__Problem to work on__
Extract, from the listing that follows, each line containing the word "first".

● ● ● ● ●

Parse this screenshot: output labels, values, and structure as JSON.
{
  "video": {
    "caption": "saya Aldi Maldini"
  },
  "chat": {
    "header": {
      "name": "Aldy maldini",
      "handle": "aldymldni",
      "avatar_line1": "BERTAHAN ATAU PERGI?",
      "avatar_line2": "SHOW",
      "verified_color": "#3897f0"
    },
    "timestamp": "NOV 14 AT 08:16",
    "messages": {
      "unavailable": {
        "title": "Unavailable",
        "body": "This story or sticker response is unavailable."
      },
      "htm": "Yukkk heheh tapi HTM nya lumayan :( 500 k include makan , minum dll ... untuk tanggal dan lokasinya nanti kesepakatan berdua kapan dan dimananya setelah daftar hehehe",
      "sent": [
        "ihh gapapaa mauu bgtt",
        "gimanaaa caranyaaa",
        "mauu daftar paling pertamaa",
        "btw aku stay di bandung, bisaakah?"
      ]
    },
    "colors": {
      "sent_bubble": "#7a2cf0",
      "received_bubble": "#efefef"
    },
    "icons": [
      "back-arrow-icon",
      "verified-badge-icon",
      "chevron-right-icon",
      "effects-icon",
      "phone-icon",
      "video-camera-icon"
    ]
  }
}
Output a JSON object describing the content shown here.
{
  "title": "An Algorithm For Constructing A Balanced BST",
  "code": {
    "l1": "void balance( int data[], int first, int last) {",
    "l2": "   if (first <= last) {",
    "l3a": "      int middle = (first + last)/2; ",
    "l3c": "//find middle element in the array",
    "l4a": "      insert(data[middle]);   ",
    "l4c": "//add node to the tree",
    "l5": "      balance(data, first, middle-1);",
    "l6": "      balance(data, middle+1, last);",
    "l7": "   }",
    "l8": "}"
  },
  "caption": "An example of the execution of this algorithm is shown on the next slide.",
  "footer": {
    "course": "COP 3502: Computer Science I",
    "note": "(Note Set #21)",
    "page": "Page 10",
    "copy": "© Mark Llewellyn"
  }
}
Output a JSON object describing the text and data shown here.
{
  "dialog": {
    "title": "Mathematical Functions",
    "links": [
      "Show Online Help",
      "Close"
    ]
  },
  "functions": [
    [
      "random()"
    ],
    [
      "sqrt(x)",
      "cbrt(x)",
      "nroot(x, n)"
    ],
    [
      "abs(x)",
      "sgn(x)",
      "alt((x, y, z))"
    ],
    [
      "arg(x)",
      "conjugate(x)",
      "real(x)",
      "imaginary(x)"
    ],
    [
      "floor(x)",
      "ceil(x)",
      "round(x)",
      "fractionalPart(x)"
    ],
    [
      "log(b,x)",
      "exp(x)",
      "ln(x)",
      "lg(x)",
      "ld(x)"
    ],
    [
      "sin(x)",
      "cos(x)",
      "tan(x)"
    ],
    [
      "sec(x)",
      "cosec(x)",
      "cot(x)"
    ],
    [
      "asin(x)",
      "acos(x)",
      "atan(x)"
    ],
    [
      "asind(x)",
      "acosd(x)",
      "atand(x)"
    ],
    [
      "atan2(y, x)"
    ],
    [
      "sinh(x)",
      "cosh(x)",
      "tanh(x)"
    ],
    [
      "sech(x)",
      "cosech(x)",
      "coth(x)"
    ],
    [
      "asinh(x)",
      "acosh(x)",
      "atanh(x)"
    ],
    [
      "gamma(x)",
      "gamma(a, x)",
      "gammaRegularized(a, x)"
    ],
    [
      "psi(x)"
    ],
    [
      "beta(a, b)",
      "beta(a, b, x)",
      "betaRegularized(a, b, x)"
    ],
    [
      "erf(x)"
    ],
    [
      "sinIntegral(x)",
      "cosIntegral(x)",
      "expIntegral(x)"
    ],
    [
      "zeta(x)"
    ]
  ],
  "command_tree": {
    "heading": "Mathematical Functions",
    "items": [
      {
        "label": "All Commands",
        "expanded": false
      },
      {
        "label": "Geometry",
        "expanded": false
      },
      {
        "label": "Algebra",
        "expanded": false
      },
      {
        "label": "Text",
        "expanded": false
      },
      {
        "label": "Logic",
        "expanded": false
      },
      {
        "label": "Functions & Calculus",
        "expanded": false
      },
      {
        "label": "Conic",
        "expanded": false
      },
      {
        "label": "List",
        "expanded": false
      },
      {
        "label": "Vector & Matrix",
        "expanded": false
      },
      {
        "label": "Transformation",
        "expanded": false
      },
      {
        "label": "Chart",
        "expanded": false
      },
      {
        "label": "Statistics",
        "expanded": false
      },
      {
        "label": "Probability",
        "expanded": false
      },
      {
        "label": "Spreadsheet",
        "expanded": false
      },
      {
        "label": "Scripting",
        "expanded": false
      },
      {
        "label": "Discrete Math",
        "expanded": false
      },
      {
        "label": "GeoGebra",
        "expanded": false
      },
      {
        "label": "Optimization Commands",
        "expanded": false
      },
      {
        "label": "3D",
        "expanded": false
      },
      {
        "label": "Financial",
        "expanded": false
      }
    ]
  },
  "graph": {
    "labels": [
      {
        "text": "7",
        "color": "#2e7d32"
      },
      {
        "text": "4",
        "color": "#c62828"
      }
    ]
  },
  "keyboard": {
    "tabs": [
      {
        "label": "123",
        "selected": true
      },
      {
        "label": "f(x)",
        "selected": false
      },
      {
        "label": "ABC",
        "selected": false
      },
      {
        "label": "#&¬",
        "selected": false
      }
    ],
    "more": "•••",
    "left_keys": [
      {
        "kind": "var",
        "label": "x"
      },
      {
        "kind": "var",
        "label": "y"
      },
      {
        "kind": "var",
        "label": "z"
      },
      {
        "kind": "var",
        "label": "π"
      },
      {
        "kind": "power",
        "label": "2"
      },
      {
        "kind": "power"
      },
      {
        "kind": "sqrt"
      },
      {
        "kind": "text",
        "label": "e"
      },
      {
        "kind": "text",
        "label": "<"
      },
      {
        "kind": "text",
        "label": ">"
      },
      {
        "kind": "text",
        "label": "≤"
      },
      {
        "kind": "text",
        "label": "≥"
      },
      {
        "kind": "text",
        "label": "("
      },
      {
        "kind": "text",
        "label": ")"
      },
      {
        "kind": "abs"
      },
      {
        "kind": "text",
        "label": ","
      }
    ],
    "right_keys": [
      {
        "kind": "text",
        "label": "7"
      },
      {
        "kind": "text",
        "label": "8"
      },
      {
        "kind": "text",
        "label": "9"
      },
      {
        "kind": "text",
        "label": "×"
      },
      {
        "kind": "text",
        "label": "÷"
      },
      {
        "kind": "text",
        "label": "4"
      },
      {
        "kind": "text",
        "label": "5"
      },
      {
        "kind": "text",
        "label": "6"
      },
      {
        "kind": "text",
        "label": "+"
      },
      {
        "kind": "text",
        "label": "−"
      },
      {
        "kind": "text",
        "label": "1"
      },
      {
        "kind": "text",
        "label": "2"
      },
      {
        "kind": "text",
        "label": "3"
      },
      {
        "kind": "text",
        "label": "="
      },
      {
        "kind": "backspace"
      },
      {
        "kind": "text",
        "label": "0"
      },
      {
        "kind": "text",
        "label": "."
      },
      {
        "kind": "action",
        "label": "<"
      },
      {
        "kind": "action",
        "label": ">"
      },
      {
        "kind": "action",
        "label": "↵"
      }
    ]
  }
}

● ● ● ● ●

__Exercise result__
    "l1": "void balance( int data[], int first, int last) {",
    "l2": "   if (first <= last) {",
    "l3a": "      int middle = (first + last)/2; ",
    "l5": "      balance(data, first, middle-1);",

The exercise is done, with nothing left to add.